TASK TO CARRY OUT – Count the lines of the data that have the word "subversion", then report the number without anything else.

Extracted data entries:
· · ·

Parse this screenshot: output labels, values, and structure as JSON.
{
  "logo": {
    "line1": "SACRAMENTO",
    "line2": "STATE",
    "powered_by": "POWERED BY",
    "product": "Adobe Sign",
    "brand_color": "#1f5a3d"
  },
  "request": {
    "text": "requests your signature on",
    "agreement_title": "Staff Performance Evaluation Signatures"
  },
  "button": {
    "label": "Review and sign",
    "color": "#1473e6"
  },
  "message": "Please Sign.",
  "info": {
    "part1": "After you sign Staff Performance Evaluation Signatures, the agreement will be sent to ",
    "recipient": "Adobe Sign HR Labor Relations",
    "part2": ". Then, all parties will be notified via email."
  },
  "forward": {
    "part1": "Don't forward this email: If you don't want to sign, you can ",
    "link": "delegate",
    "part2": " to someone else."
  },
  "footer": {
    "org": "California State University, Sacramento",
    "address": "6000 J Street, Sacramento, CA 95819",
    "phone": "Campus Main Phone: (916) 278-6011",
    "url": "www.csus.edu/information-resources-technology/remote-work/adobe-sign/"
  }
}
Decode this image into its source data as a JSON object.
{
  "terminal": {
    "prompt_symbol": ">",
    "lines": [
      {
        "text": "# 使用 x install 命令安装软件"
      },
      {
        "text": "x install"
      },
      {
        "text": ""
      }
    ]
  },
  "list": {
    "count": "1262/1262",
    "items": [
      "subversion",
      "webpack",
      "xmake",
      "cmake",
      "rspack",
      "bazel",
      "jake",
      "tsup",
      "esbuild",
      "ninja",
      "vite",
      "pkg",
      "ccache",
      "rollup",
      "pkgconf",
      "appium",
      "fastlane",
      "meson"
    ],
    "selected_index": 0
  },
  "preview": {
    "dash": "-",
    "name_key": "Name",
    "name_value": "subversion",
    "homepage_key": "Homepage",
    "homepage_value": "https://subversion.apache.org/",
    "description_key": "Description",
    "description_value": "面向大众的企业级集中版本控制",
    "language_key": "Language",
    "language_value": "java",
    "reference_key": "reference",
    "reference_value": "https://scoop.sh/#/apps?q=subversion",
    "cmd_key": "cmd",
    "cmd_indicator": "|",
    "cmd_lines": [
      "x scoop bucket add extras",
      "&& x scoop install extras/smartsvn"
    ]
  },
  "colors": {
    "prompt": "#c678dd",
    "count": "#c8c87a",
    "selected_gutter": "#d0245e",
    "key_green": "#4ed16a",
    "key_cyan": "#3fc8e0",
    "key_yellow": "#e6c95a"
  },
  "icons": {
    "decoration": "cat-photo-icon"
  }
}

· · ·

RESPONSE – 4